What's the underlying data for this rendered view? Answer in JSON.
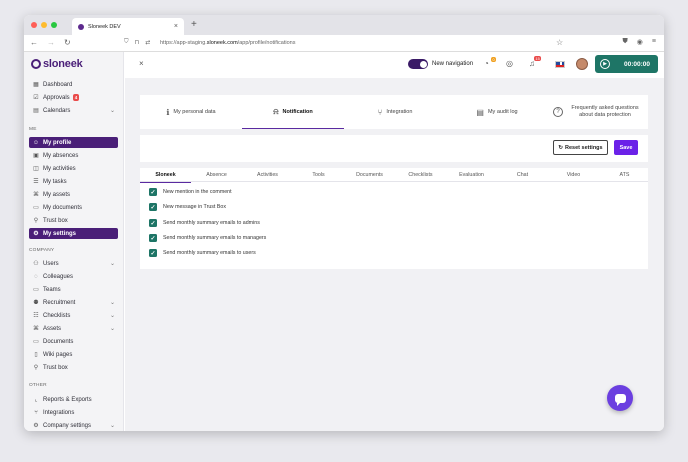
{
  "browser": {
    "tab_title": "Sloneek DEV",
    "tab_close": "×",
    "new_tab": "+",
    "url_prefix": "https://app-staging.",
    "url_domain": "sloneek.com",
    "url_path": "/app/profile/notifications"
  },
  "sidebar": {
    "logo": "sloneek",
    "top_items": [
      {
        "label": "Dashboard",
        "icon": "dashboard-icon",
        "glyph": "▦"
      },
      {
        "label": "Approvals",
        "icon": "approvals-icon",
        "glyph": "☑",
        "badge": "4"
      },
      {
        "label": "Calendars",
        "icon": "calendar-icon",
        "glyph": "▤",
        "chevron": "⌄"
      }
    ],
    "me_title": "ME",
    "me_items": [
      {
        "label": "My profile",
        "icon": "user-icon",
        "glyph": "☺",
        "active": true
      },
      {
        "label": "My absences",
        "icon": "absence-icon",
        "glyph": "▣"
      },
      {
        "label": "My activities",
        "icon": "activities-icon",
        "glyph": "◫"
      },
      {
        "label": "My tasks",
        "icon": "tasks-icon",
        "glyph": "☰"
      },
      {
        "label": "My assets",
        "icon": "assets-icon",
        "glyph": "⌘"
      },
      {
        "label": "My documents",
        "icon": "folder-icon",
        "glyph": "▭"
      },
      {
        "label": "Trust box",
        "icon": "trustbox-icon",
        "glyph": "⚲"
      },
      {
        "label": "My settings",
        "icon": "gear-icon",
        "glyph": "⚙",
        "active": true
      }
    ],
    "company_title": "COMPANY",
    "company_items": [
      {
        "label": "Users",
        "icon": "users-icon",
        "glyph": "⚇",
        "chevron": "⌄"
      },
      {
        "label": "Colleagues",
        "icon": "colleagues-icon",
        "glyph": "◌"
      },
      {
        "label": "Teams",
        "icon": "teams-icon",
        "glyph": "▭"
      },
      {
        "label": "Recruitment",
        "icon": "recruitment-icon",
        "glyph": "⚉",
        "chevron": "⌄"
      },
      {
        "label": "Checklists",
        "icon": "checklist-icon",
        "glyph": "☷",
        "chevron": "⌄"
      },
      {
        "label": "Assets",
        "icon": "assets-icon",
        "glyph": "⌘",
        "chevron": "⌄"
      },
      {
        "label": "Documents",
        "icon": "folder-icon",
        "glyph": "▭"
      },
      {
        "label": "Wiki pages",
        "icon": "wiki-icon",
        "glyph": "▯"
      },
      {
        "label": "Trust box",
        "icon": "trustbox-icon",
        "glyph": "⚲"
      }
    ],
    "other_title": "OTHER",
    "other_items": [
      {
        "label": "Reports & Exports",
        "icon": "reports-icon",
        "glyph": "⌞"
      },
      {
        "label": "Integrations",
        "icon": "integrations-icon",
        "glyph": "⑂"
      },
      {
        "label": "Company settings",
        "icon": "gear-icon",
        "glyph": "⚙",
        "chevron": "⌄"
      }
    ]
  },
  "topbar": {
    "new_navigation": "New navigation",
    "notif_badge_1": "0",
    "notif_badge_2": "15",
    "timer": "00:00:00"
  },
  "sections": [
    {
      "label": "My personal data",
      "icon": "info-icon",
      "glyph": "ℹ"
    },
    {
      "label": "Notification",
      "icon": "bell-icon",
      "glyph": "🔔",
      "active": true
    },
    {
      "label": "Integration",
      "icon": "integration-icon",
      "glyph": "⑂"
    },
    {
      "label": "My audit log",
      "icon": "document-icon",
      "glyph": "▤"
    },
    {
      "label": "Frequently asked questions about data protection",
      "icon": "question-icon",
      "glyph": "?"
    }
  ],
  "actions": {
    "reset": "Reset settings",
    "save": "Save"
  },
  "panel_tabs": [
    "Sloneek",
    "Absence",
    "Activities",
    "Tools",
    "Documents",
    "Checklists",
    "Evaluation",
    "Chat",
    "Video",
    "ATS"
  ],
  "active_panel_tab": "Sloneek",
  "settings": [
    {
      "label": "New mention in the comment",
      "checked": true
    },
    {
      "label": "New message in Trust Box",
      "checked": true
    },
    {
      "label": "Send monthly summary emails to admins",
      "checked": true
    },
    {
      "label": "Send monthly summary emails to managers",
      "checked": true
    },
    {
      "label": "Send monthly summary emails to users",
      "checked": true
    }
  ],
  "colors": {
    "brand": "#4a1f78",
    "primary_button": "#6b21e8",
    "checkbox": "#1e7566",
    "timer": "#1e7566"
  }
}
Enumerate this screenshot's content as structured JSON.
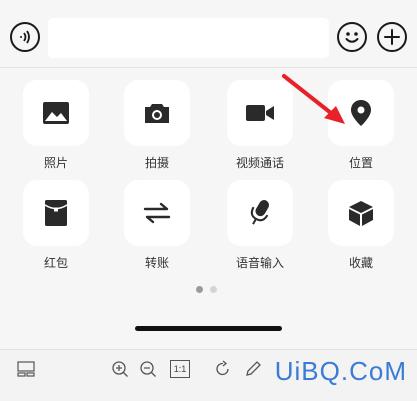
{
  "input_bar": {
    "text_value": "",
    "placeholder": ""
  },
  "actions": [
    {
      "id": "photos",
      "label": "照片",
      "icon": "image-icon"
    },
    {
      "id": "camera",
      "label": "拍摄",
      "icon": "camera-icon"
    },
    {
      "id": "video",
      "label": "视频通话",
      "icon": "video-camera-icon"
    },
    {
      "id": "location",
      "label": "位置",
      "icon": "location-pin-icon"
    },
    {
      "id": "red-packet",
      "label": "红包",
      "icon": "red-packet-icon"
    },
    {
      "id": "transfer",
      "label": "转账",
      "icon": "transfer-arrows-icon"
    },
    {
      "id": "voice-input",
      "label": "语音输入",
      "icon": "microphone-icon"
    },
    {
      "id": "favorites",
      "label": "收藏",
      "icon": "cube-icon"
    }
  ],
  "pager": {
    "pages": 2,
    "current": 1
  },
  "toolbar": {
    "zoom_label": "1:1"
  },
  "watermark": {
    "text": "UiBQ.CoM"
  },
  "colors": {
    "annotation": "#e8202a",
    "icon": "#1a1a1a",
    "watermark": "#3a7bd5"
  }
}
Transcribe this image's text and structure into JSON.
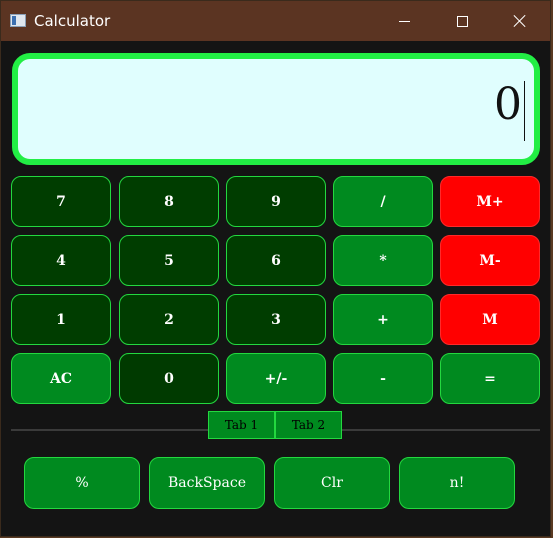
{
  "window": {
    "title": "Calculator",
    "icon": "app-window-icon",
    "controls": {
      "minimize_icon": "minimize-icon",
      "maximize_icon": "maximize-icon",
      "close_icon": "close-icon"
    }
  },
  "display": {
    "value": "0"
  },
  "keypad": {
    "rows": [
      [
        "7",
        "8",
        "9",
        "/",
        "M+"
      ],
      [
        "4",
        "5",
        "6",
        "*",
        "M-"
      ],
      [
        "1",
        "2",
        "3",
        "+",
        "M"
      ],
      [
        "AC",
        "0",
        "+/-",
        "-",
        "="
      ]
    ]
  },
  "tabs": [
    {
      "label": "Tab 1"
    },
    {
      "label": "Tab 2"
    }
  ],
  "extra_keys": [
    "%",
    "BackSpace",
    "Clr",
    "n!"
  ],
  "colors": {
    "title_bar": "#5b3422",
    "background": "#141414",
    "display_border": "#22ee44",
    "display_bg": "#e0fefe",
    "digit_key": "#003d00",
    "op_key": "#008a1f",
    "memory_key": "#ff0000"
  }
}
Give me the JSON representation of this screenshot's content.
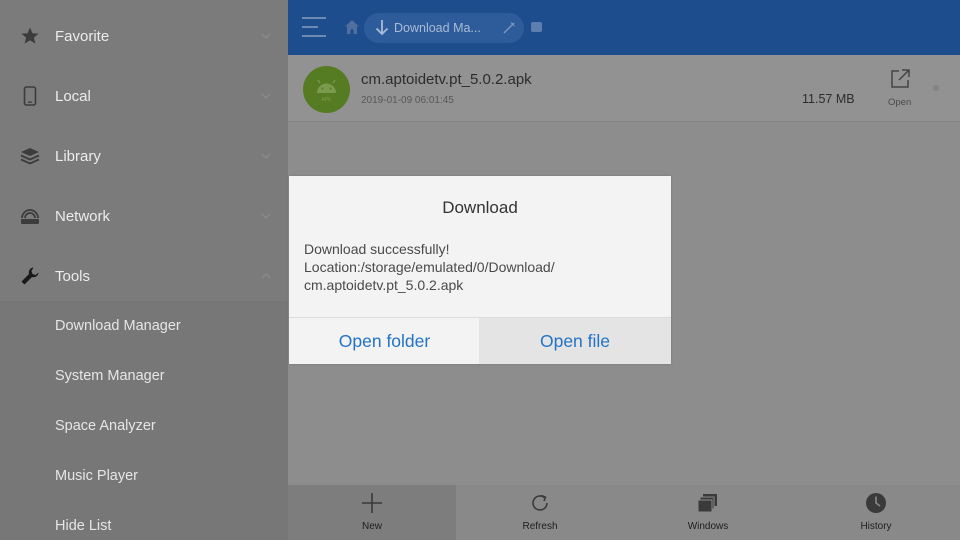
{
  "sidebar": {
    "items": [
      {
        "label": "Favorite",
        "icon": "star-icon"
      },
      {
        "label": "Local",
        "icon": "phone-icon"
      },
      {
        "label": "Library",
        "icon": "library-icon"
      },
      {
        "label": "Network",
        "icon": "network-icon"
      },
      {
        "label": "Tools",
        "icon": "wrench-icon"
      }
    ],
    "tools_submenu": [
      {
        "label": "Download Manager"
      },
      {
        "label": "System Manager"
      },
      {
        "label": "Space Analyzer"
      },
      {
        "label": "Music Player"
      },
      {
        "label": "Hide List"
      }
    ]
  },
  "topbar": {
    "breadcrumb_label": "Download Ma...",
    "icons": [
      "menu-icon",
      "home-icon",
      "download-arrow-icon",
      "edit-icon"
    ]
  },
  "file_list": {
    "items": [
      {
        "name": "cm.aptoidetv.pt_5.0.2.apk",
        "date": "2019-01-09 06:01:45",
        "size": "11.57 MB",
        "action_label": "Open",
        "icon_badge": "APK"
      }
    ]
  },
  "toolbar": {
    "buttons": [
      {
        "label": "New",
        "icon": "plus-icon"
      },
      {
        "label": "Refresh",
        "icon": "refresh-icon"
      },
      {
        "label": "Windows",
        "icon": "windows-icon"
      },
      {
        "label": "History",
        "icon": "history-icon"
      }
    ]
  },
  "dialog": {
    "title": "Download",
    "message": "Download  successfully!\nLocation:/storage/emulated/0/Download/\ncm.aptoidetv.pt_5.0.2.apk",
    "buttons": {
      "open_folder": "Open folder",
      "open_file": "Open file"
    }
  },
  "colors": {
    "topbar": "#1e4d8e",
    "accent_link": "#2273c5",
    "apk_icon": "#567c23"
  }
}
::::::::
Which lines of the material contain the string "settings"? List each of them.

        "label": "My settings",
        "label": "Company settings",
    "reset": "Reset settings",
  "settings": [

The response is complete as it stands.